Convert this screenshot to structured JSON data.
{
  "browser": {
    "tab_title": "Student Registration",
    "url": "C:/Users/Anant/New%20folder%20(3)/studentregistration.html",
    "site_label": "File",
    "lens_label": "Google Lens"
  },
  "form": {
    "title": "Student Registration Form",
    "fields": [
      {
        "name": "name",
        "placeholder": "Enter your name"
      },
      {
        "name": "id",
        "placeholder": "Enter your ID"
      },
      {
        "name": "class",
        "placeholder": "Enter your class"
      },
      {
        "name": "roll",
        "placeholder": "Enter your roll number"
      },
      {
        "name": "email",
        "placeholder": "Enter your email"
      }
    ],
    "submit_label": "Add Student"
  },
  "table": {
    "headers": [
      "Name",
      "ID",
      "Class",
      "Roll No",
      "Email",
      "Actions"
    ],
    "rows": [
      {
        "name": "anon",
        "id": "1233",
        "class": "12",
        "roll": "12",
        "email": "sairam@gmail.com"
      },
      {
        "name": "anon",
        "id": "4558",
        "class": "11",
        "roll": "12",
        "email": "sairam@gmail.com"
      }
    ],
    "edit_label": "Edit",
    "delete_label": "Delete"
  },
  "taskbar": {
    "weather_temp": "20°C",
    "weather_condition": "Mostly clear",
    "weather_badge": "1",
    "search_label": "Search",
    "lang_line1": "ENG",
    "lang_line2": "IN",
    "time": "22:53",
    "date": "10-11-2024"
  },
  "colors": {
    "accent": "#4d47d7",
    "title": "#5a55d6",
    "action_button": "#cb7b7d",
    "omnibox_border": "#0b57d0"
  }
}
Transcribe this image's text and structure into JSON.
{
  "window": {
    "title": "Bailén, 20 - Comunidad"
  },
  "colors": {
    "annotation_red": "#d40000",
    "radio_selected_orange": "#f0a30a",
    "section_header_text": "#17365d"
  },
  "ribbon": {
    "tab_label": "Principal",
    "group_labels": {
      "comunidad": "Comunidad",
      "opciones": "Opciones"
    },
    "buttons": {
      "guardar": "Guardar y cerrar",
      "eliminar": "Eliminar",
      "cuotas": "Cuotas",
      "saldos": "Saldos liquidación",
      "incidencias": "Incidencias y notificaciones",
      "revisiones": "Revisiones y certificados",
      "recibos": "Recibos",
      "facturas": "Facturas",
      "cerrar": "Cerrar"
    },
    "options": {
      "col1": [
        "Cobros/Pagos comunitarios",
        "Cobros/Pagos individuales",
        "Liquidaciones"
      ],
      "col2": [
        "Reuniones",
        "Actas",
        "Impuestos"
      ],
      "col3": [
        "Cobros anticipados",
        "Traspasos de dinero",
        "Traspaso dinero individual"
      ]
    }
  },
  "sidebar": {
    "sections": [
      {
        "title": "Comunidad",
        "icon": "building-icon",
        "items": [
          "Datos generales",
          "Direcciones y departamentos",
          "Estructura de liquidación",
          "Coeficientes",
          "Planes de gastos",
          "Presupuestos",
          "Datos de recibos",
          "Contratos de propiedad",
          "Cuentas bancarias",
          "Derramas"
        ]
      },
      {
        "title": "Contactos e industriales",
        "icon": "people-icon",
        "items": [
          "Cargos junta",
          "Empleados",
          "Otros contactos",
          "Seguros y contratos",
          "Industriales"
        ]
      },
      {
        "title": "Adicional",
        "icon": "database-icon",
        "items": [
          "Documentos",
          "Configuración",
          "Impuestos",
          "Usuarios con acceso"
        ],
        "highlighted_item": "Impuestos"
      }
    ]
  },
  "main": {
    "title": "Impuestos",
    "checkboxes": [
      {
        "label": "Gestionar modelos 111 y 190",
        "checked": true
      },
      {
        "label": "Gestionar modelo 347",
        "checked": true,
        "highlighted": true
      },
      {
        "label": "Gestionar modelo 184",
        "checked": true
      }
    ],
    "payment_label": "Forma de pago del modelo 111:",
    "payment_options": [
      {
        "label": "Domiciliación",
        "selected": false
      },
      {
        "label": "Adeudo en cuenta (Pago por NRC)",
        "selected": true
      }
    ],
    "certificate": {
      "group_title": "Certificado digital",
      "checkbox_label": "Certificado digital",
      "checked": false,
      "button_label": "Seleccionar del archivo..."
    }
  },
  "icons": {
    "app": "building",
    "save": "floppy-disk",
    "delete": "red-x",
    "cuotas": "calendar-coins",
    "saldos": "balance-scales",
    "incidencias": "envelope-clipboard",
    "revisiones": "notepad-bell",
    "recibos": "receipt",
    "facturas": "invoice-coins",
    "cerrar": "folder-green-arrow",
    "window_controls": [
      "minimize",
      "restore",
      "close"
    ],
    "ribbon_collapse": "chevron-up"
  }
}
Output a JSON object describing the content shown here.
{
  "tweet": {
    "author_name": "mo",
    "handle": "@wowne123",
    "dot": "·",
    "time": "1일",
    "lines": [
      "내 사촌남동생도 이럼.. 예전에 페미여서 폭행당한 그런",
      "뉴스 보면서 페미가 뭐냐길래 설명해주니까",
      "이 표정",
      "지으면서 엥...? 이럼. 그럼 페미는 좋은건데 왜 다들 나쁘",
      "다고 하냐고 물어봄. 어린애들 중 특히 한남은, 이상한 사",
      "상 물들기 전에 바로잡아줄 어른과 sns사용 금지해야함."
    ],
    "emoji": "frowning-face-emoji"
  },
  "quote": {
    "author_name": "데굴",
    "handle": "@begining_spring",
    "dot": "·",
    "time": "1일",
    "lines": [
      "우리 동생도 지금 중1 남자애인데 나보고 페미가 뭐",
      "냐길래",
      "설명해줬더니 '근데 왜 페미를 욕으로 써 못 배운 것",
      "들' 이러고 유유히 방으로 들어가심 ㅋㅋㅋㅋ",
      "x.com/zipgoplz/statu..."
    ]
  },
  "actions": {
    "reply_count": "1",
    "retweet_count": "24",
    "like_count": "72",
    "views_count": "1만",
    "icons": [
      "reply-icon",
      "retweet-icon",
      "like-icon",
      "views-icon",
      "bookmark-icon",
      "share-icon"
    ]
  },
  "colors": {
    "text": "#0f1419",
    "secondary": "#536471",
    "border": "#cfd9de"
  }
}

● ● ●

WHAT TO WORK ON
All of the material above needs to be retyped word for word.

EXERCISE RESULT
Convert this screenshot to structured JSON data.
{
  "browser": {
    "tab_title": "Student Registration",
    "url": "C:/Users/Anant/New%20folder%20(3)/studentregistration.html",
    "site_label": "File",
    "lens_label": "Google Lens"
  },
  "form": {
    "title": "Student Registration Form",
    "fields": [
      {
        "name": "name",
        "placeholder": "Enter your name"
      },
      {
        "name": "id",
        "placeholder": "Enter your ID"
      },
      {
        "name": "class",
        "placeholder": "Enter your class"
      },
      {
        "name": "roll",
        "placeholder": "Enter your roll number"
      },
      {
        "name": "email",
        "placeholder": "Enter your email"
      }
    ],
    "submit_label": "Add Student"
  },
  "table": {
    "headers": [
      "Name",
      "ID",
      "Class",
      "Roll No",
      "Email",
      "Actions"
    ],
    "rows": [
      {
        "name": "anon",
        "id": "1233",
        "class": "12",
        "roll": "12",
        "email": "sairam@gmail.com"
      },
      {
        "name": "anon",
        "id": "4558",
        "class": "11",
        "roll": "12",
        "email": "sairam@gmail.com"
      }
    ],
    "edit_label": "Edit",
    "delete_label": "Delete"
  },
  "taskbar": {
    "weather_temp": "20°C",
    "weather_condition": "Mostly clear",
    "weather_badge": "1",
    "search_label": "Search",
    "lang_line1": "ENG",
    "lang_line2": "IN",
    "time": "22:53",
    "date": "10-11-2024"
  },
  "colors": {
    "accent": "#4d47d7",
    "title": "#5a55d6",
    "action_button": "#cb7b7d",
    "omnibox_border": "#0b57d0"
  }
}
Transcribe this image's text and structure into JSON.
{
  "window": {
    "title": "Bailén, 20 - Comunidad"
  },
  "colors": {
    "annotation_red": "#d40000",
    "radio_selected_orange": "#f0a30a",
    "section_header_text": "#17365d"
  },
  "ribbon": {
    "tab_label": "Principal",
    "group_labels": {
      "comunidad": "Comunidad",
      "opciones": "Opciones"
    },
    "buttons": {
      "guardar": "Guardar y cerrar",
      "eliminar": "Eliminar",
      "cuotas": "Cuotas",
      "saldos": "Saldos liquidación",
      "incidencias": "Incidencias y notificaciones",
      "revisiones": "Revisiones y certificados",
      "recibos": "Recibos",
      "facturas": "Facturas",
      "cerrar": "Cerrar"
    },
    "options": {
      "col1": [
        "Cobros/Pagos comunitarios",
        "Cobros/Pagos individuales",
        "Liquidaciones"
      ],
      "col2": [
        "Reuniones",
        "Actas",
        "Impuestos"
      ],
      "col3": [
        "Cobros anticipados",
        "Traspasos de dinero",
        "Traspaso dinero individual"
      ]
    }
  },
  "sidebar": {
    "sections": [
      {
        "title": "Comunidad",
        "icon": "building-icon",
        "items": [
          "Datos generales",
          "Direcciones y departamentos",
          "Estructura de liquidación",
          "Coeficientes",
          "Planes de gastos",
          "Presupuestos",
          "Datos de recibos",
          "Contratos de propiedad",
          "Cuentas bancarias",
          "Derramas"
        ]
      },
      {
        "title": "Contactos e industriales",
        "icon": "people-icon",
        "items": [
          "Cargos junta",
          "Empleados",
          "Otros contactos",
          "Seguros y contratos",
          "Industriales"
        ]
      },
      {
        "title": "Adicional",
        "icon": "database-icon",
        "items": [
          "Documentos",
          "Configuración",
          "Impuestos",
          "Usuarios con acceso"
        ],
        "highlighted_item": "Impuestos"
      }
    ]
  },
  "main": {
    "title": "Impuestos",
    "checkboxes": [
      {
        "label": "Gestionar modelos 111 y 190",
        "checked": true
      },
      {
        "label": "Gestionar modelo 347",
        "checked": true,
        "highlighted": true
      },
      {
        "label": "Gestionar modelo 184",
        "checked": true
      }
    ],
    "payment_label": "Forma de pago del modelo 111:",
    "payment_options": [
      {
        "label": "Domiciliación",
        "selected": false
      },
      {
        "label": "Adeudo en cuenta (Pago por NRC)",
        "selected": true
      }
    ],
    "certificate": {
      "group_title": "Certificado digital",
      "checkbox_label": "Certificado digital",
      "checked": false,
      "button_label": "Seleccionar del archivo..."
    }
  },
  "icons": {
    "app": "building",
    "save": "floppy-disk",
    "delete": "red-x",
    "cuotas": "calendar-coins",
    "saldos": "balance-scales",
    "incidencias": "envelope-clipboard",
    "revisiones": "notepad-bell",
    "recibos": "receipt",
    "facturas": "invoice-coins",
    "cerrar": "folder-green-arrow",
    "window_controls": [
      "minimize",
      "restore",
      "close"
    ],
    "ribbon_collapse": "chevron-up"
  }
}
Output a JSON object describing the content shown here.
{
  "tweet": {
    "author_name": "mo",
    "handle": "@wowne123",
    "dot": "·",
    "time": "1일",
    "lines": [
      "내 사촌남동생도 이럼.. 예전에 페미여서 폭행당한 그런",
      "뉴스 보면서 페미가 뭐냐길래 설명해주니까",
      "이 표정",
      "지으면서 엥...? 이럼. 그럼 페미는 좋은건데 왜 다들 나쁘",
      "다고 하냐고 물어봄. 어린애들 중 특히 한남은, 이상한 사",
      "상 물들기 전에 바로잡아줄 어른과 sns사용 금지해야함."
    ],
    "emoji": "frowning-face-emoji"
  },
  "quote": {
    "author_name": "데굴",
    "handle": "@begining_spring",
    "dot": "·",
    "time": "1일",
    "lines": [
      "우리 동생도 지금 중1 남자애인데 나보고 페미가 뭐",
      "냐길래",
      "설명해줬더니 '근데 왜 페미를 욕으로 써 못 배운 것",
      "들' 이러고 유유히 방으로 들어가심 ㅋㅋㅋㅋ",
      "x.com/zipgoplz/statu..."
    ]
  },
  "actions": {
    "reply_count": "1",
    "retweet_count": "24",
    "like_count": "72",
    "views_count": "1만",
    "icons": [
      "reply-icon",
      "retweet-icon",
      "like-icon",
      "views-icon",
      "bookmark-icon",
      "share-icon"
    ]
  },
  "colors": {
    "text": "#0f1419",
    "secondary": "#536471",
    "border": "#cfd9de"
  }
}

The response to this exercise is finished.